**Directions**:
What is needed is an exact repeat of the entries, with no pictures in it.
(Data to use Opens)
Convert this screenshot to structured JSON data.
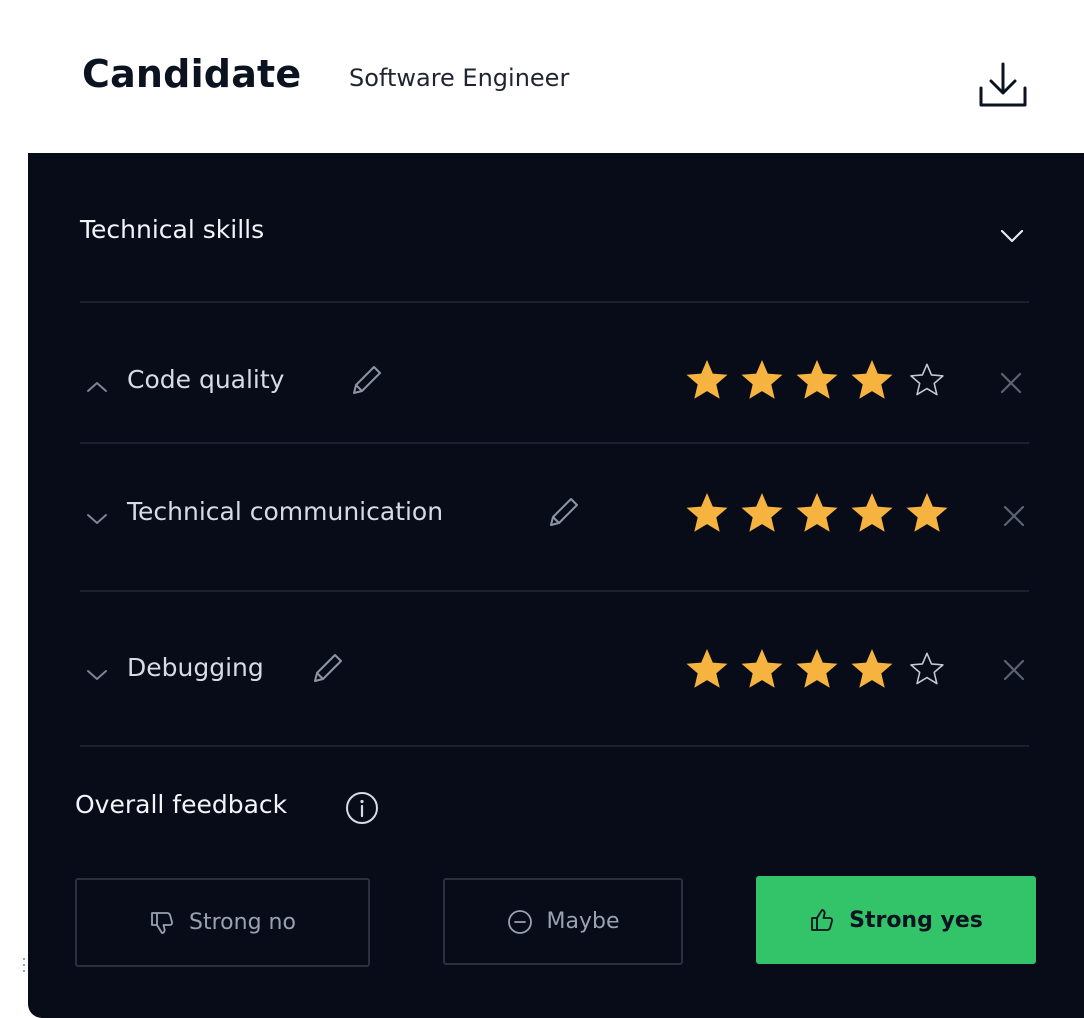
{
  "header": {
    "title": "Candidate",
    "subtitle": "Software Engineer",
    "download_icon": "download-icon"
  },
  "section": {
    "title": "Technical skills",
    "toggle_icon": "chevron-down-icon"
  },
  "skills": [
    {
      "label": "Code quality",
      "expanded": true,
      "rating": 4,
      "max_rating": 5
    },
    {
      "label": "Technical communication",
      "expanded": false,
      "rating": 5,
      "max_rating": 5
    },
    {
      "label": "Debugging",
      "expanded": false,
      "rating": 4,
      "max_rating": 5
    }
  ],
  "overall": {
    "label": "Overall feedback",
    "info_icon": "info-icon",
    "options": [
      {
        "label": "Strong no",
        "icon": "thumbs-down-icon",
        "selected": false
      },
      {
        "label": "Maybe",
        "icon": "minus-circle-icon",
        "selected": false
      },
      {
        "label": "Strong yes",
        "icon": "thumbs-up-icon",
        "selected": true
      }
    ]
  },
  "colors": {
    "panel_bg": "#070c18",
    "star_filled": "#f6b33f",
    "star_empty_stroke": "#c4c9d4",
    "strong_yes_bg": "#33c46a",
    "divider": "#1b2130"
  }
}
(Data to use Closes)
**Written response**:
Convert this screenshot to structured JSON data.
{
  "header": {
    "title": "Candidate",
    "subtitle": "Software Engineer",
    "download_icon": "download-icon"
  },
  "section": {
    "title": "Technical skills",
    "toggle_icon": "chevron-down-icon"
  },
  "skills": [
    {
      "label": "Code quality",
      "expanded": true,
      "rating": 4,
      "max_rating": 5
    },
    {
      "label": "Technical communication",
      "expanded": false,
      "rating": 5,
      "max_rating": 5
    },
    {
      "label": "Debugging",
      "expanded": false,
      "rating": 4,
      "max_rating": 5
    }
  ],
  "overall": {
    "label": "Overall feedback",
    "info_icon": "info-icon",
    "options": [
      {
        "label": "Strong no",
        "icon": "thumbs-down-icon",
        "selected": false
      },
      {
        "label": "Maybe",
        "icon": "minus-circle-icon",
        "selected": false
      },
      {
        "label": "Strong yes",
        "icon": "thumbs-up-icon",
        "selected": true
      }
    ]
  },
  "colors": {
    "panel_bg": "#070c18",
    "star_filled": "#f6b33f",
    "star_empty_stroke": "#c4c9d4",
    "strong_yes_bg": "#33c46a",
    "divider": "#1b2130"
  }
}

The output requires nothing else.